___ Source records ___
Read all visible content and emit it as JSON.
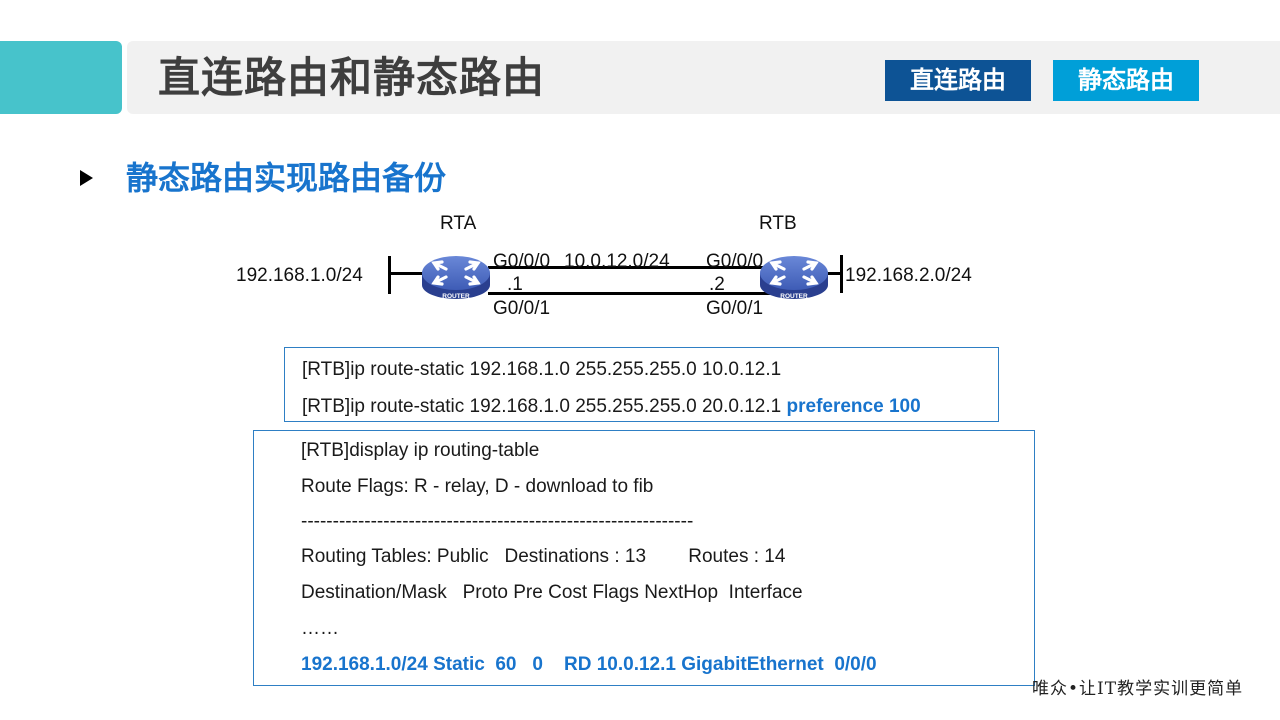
{
  "header": {
    "title": "直连路由和静态路由",
    "tabs": [
      {
        "label": "直连路由",
        "active": false
      },
      {
        "label": "静态路由",
        "active": true
      }
    ],
    "colors": {
      "accent": "#47c3cb",
      "bar": "#f1f1f1",
      "tab_direct": "#0d5395",
      "tab_static": "#009fd8"
    }
  },
  "section": {
    "title": "静态路由实现路由备份",
    "bullet_icon": "triangle-right-icon"
  },
  "topology": {
    "routers": [
      {
        "name": "RTA",
        "badge": "ROUTER"
      },
      {
        "name": "RTB",
        "badge": "ROUTER"
      }
    ],
    "lan_left": "192.168.1.0/24",
    "lan_right": "192.168.2.0/24",
    "link_top": {
      "left_iface": "G0/0/0",
      "network": "10.0.12.0/24",
      "right_iface": "G0/0/0"
    },
    "link_bottom": {
      "left_iface": "G0/0/1",
      "right_iface": "G0/0/1"
    },
    "left_host_id": ".1",
    "right_host_id": ".2"
  },
  "config_box": {
    "lines": [
      {
        "text": "[RTB]ip route-static 192.168.1.0 255.255.255.0 10.0.12.1",
        "highlight": ""
      },
      {
        "text": "[RTB]ip route-static 192.168.1.0 255.255.255.0 20.0.12.1 ",
        "highlight": "preference 100"
      }
    ]
  },
  "routing_table_box": {
    "command": "[RTB]display ip routing-table",
    "flags": "Route Flags: R - relay, D - download  to fib",
    "separator": "--------------------------------------------------------------",
    "summary": "Routing Tables: Public   Destinations : 13        Routes : 14",
    "columns": "Destination/Mask   Proto Pre Cost Flags NextHop  Interface",
    "ellipsis": "……",
    "highlight_row": "192.168.1.0/24 Static  60   0    RD 10.0.12.1 GigabitEthernet  0/0/0"
  },
  "footer": {
    "slogan": "唯众•让IT教学实训更简单"
  }
}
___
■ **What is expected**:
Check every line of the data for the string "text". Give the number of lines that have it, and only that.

■ **Task result**:
2